When The Chinese Communist Party annex Hong Kong from the white people(England people) in 1997. The Chinese Communist Party makes use of mandarin language in Hong Kong and make English and Cantonese useless. Because the CCP does not want local culture to be bigger than central government. The Party will keep make useless of foreigner western national language English and Cantonese, and make bigger of mandarin in Hong Kong.
- Anonymous1 decade ago
I would say that you will be very disappointed by the amount of mandarin you are able to practice if you are going on a short trip to Hong Kong. As you said you already know, the native language of people in Hong Kong is Cantonese. If you go to Hong Kong and speak Mandarin a very small percentage of people will respond to you in Mandarin. Most will just respond to you in English.
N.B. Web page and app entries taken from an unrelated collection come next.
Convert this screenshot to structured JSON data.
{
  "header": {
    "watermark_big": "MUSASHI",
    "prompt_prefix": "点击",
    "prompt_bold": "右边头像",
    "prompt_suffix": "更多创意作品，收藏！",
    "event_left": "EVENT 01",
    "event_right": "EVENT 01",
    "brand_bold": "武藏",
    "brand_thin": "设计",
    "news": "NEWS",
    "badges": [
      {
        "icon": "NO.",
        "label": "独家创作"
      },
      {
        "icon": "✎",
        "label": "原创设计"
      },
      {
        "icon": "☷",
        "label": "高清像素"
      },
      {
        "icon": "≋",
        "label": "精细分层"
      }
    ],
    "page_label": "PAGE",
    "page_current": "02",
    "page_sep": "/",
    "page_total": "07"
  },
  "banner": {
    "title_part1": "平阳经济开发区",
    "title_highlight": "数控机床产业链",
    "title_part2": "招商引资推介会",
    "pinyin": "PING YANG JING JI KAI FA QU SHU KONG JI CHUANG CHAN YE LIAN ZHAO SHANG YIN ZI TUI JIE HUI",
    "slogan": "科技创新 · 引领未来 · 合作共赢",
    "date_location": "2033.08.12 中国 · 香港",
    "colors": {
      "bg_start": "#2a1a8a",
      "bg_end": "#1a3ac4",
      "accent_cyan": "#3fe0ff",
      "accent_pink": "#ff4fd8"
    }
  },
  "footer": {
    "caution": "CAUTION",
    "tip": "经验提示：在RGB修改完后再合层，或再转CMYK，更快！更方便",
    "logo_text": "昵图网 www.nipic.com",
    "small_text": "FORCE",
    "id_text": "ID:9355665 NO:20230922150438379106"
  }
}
The majority of people in Hong Kong can speak English. Currently I am living and working in Guangzhou. Even the people here will respond to me in English if I speak to them in Mandarin.
- 1 decade ago
Singapore or Malaysia are the countries you wish to compare concerning the ability of Mandarin and English. Only about half of the people in HK understand in these 2, with very good level very low.
- 1 decade ago
Usually you will end up speaking English in HK unless you meet someone who lets you practice your Mandarin. You can hear Mandarin in some of the recordings on the subway etc.
- 1 decade ago
I lived in HK for a short while and i only used English, which is really popular. But when my sister came to visit me she practiced her Mandarin quite a bit. Though it is really not so popular among natives.
- NMS HKGLv 61 decade ago
English is more useful than Mandarin here in HK. but anyway, no matter what r u speaking....u r stil a tourist in their eyes. we speak cantonese in HK....but we started to learn Eng since kindergarten. although stil not fluent enuf compare w/ u guys but...gd enuf to deal w/ daily life i guess. after 1997, a lot mainlanders started to come visit HK as tourists also......so HKnese started to learn or speak more mandarin.... mainly in those shopping area. so u no worry!